WASHINGTON (AP) — Leading senators and a group of former officials are pushing the Obama administration to send a stalled U.S.-South Korean free trade deal to Congress. But with November elections looming, the accord may already be dead this year.

Unemployment is high in this country and few politicians are willing to support trade pacts that many voters believe rob Americans of jobs. Lawmakers also have plenty of other issues, including an overhaul of financial regulations, to fill their agenda this year.

The ambitious deal to cut trade barriers was signed in 2007 but has since languished amid dissatisfaction over a yawning gap in auto trade between the countries. Still, advocates continue to push for the accord to be sent to Congress for a ratification vote, portraying it as potentially a huge export boon for both countries.

Two senior senators, Democrat John Kerry of Massachusetts and Republican Richard Lugar of Indiana, urged President Barack Obama in a letter this month to press ahead with an accord they said would help the United States create jobs and strengthen the countries' alliance.

The New Beginnings policy study group, comprised mostly of former U.S. officials and diplomats, warned this week in a report that failure to act quickly "will not only hurt the American economy and cost American jobs, but will also reduce U.S. credibility and influence with South Korea and all of East Asia."

The trade deal also got a boost from Hwang Jang Yop, the highest-ranking North Korean official ever to defect to South Korea. Hwang used a rare trip to Washington in March to voice support for the accord as a way to thwart the North's efforts to weaken the U.S.-South Korean alliance.

The Democratic Party controls Congress, and Obama has pledged to strengthen trade ties with South Korea. But Obama has yet to push Congress and businesses for the support needed to pass a deal that is more favored by opposition Republicans than by Democrats.

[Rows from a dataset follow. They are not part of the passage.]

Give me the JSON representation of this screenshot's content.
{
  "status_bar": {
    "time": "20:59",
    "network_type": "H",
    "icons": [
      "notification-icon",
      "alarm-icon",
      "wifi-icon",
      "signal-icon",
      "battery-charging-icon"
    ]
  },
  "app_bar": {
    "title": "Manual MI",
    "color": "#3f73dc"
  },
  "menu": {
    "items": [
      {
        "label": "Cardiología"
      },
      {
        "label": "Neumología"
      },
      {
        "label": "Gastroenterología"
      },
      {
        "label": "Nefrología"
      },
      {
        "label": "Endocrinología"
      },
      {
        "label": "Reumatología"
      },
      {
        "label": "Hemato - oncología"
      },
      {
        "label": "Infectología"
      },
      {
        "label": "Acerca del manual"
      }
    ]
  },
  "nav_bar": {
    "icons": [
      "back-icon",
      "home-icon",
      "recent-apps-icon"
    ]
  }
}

Many Democrats want South Korea to address its wide surplus in auto trade.

Rep. Sander Levin, D-Mich., the chairman of the House of Representatives committee that oversees trade policies, said recently that South Korea allows only a small number of American cars into the country while a flood of South Korean autos enters the United States.

Meanwhile, South Korea is not waiting around for the Americans. It has a number of pacts in force and has concluded negotiations with the European Union, although that agreement must still be signed and ratified.